They’ve prepared for college for years. They studied hard, did volunteer work, participated in sports, theater, music, whatever. They agonized over the decision, finally submitted the deposit to secure their place in the freshman class, said their goodbyes, and packed carefully.
Just a few weeks in, many college freshmen don’t know what hit them. They are so homesick, they can’t stand it. They just want to go home, sleep in their own bed, and eat homemade food.
This is part and parcel of the predictable Culture Shock Cycle, one that everyone experiences to one degree or another when they move to a new place or even just start a new job.
I went through extreme culture shock when I moved to Cambridge, MA and little when I settled down in Heidelberg, Germany. You really can’t predict how easy or hard it is going to be.
This part of the transition to college can hit them like a ton of bricks. The good news is that the Culture Shock Cycle has known phases and the worst one doesn’t have to last too long. It’s a normal part of adjusting to a new home.
The first phase is the Honeymoon, where you are elated. Everything is bright and shiny. Then comes Withdrawal, when everything is irritating. Suddenly the roommate’s flaws seem overwhelming, the professors horrible, and the dining hall food disgusting. Students objectify everything about the new environment and see it negatively ad are homesick beyond belief. Reports home sound grim. They try to maintain a happy tone of voice, but parents can hear right through it. They are desperate to get out of there and can’t wait to go home for Thanksgiving. They might cry and start asking if they can come home for the weekend soon rather than wait until November.

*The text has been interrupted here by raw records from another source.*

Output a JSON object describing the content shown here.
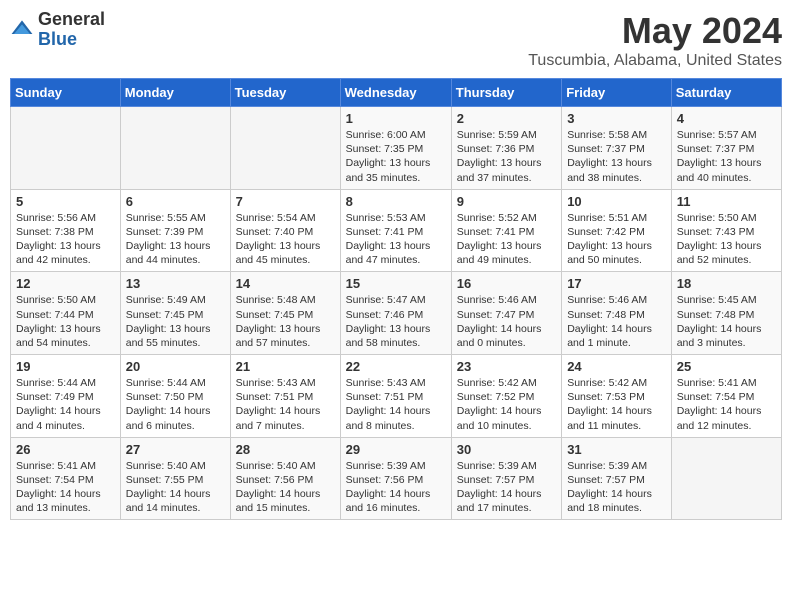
{
  "header": {
    "logo_general": "General",
    "logo_blue": "Blue",
    "month": "May 2024",
    "location": "Tuscumbia, Alabama, United States"
  },
  "weekdays": [
    "Sunday",
    "Monday",
    "Tuesday",
    "Wednesday",
    "Thursday",
    "Friday",
    "Saturday"
  ],
  "weeks": [
    [
      {
        "day": "",
        "detail": ""
      },
      {
        "day": "",
        "detail": ""
      },
      {
        "day": "",
        "detail": ""
      },
      {
        "day": "1",
        "detail": "Sunrise: 6:00 AM\nSunset: 7:35 PM\nDaylight: 13 hours\nand 35 minutes."
      },
      {
        "day": "2",
        "detail": "Sunrise: 5:59 AM\nSunset: 7:36 PM\nDaylight: 13 hours\nand 37 minutes."
      },
      {
        "day": "3",
        "detail": "Sunrise: 5:58 AM\nSunset: 7:37 PM\nDaylight: 13 hours\nand 38 minutes."
      },
      {
        "day": "4",
        "detail": "Sunrise: 5:57 AM\nSunset: 7:37 PM\nDaylight: 13 hours\nand 40 minutes."
      }
    ],
    [
      {
        "day": "5",
        "detail": "Sunrise: 5:56 AM\nSunset: 7:38 PM\nDaylight: 13 hours\nand 42 minutes."
      },
      {
        "day": "6",
        "detail": "Sunrise: 5:55 AM\nSunset: 7:39 PM\nDaylight: 13 hours\nand 44 minutes."
      },
      {
        "day": "7",
        "detail": "Sunrise: 5:54 AM\nSunset: 7:40 PM\nDaylight: 13 hours\nand 45 minutes."
      },
      {
        "day": "8",
        "detail": "Sunrise: 5:53 AM\nSunset: 7:41 PM\nDaylight: 13 hours\nand 47 minutes."
      },
      {
        "day": "9",
        "detail": "Sunrise: 5:52 AM\nSunset: 7:41 PM\nDaylight: 13 hours\nand 49 minutes."
      },
      {
        "day": "10",
        "detail": "Sunrise: 5:51 AM\nSunset: 7:42 PM\nDaylight: 13 hours\nand 50 minutes."
      },
      {
        "day": "11",
        "detail": "Sunrise: 5:50 AM\nSunset: 7:43 PM\nDaylight: 13 hours\nand 52 minutes."
      }
    ],
    [
      {
        "day": "12",
        "detail": "Sunrise: 5:50 AM\nSunset: 7:44 PM\nDaylight: 13 hours\nand 54 minutes."
      },
      {
        "day": "13",
        "detail": "Sunrise: 5:49 AM\nSunset: 7:45 PM\nDaylight: 13 hours\nand 55 minutes."
      },
      {
        "day": "14",
        "detail": "Sunrise: 5:48 AM\nSunset: 7:45 PM\nDaylight: 13 hours\nand 57 minutes."
      },
      {
        "day": "15",
        "detail": "Sunrise: 5:47 AM\nSunset: 7:46 PM\nDaylight: 13 hours\nand 58 minutes."
      },
      {
        "day": "16",
        "detail": "Sunrise: 5:46 AM\nSunset: 7:47 PM\nDaylight: 14 hours\nand 0 minutes."
      },
      {
        "day": "17",
        "detail": "Sunrise: 5:46 AM\nSunset: 7:48 PM\nDaylight: 14 hours\nand 1 minute."
      },
      {
        "day": "18",
        "detail": "Sunrise: 5:45 AM\nSunset: 7:48 PM\nDaylight: 14 hours\nand 3 minutes."
      }
    ],
    [
      {
        "day": "19",
        "detail": "Sunrise: 5:44 AM\nSunset: 7:49 PM\nDaylight: 14 hours\nand 4 minutes."
      },
      {
        "day": "20",
        "detail": "Sunrise: 5:44 AM\nSunset: 7:50 PM\nDaylight: 14 hours\nand 6 minutes."
      },
      {
        "day": "21",
        "detail": "Sunrise: 5:43 AM\nSunset: 7:51 PM\nDaylight: 14 hours\nand 7 minutes."
      },
      {
        "day": "22",
        "detail": "Sunrise: 5:43 AM\nSunset: 7:51 PM\nDaylight: 14 hours\nand 8 minutes."
      },
      {
        "day": "23",
        "detail": "Sunrise: 5:42 AM\nSunset: 7:52 PM\nDaylight: 14 hours\nand 10 minutes."
      },
      {
        "day": "24",
        "detail": "Sunrise: 5:42 AM\nSunset: 7:53 PM\nDaylight: 14 hours\nand 11 minutes."
      },
      {
        "day": "25",
        "detail": "Sunrise: 5:41 AM\nSunset: 7:54 PM\nDaylight: 14 hours\nand 12 minutes."
      }
    ],
    [
      {
        "day": "26",
        "detail": "Sunrise: 5:41 AM\nSunset: 7:54 PM\nDaylight: 14 hours\nand 13 minutes."
      },
      {
        "day": "27",
        "detail": "Sunrise: 5:40 AM\nSunset: 7:55 PM\nDaylight: 14 hours\nand 14 minutes."
      },
      {
        "day": "28",
        "detail": "Sunrise: 5:40 AM\nSunset: 7:56 PM\nDaylight: 14 hours\nand 15 minutes."
      },
      {
        "day": "29",
        "detail": "Sunrise: 5:39 AM\nSunset: 7:56 PM\nDaylight: 14 hours\nand 16 minutes."
      },
      {
        "day": "30",
        "detail": "Sunrise: 5:39 AM\nSunset: 7:57 PM\nDaylight: 14 hours\nand 17 minutes."
      },
      {
        "day": "31",
        "detail": "Sunrise: 5:39 AM\nSunset: 7:57 PM\nDaylight: 14 hours\nand 18 minutes."
      },
      {
        "day": "",
        "detail": ""
      }
    ]
  ]
}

I didn’t know it then, and in fact I didn’t realize it for many years, but this is precisely the phase I found myself in when I called my parents crying in the third week of the semester. My mother responded by asking if I could wait until Thanksgiving to come back. :) Though I felt like my life was coming to an end, and I just knew I couldn’t bear a single day longer at that college, I survived. I did more than survive. I began to adjust in a positive and productive way.
That is because Withdrawal is usually followed relatively quickly by a third phase called Adjustment. The new environment becomes ever more familiar, and students notice that they are beginning to negotiate it well. They have adjusted to the amount of work, dropped out of an extra-curricular or two, and tried to figure out which of their new “friends” is a real friend. The reports home are no longer as elated as they once were, but they also aren’t as grim as they were at the lowest point either. They are more even-keeled. The new campus is feeling a bit like home.
They are quickly moving to the fourth and final stage of Culture Shock, which is called Independence. By the time they have reached the last phase, they have fully integrated into your new environment and can now call it home.
So, if your college freshman has started to describe their college as hell on earth, hang in there. Brighter days are coming. Listen, send care packages, and know that most college freshmen get through the four phases of the Culture Shock Cycle by the end of the first semester.
For many years, as a dean at three Ivy League colleges and now as an AVP at a university with an extraordinary mission, I have had a front row seat to the obstacles to success that college students and their parents confront every year. Even at so-called elite, highly selective colleges such as Princeton, Harvard, and Columbia, where I spent some of my career, students struggle on a daily basis to remain healthy, happy, grounded, and to stay in school. I am dedicated to helping them.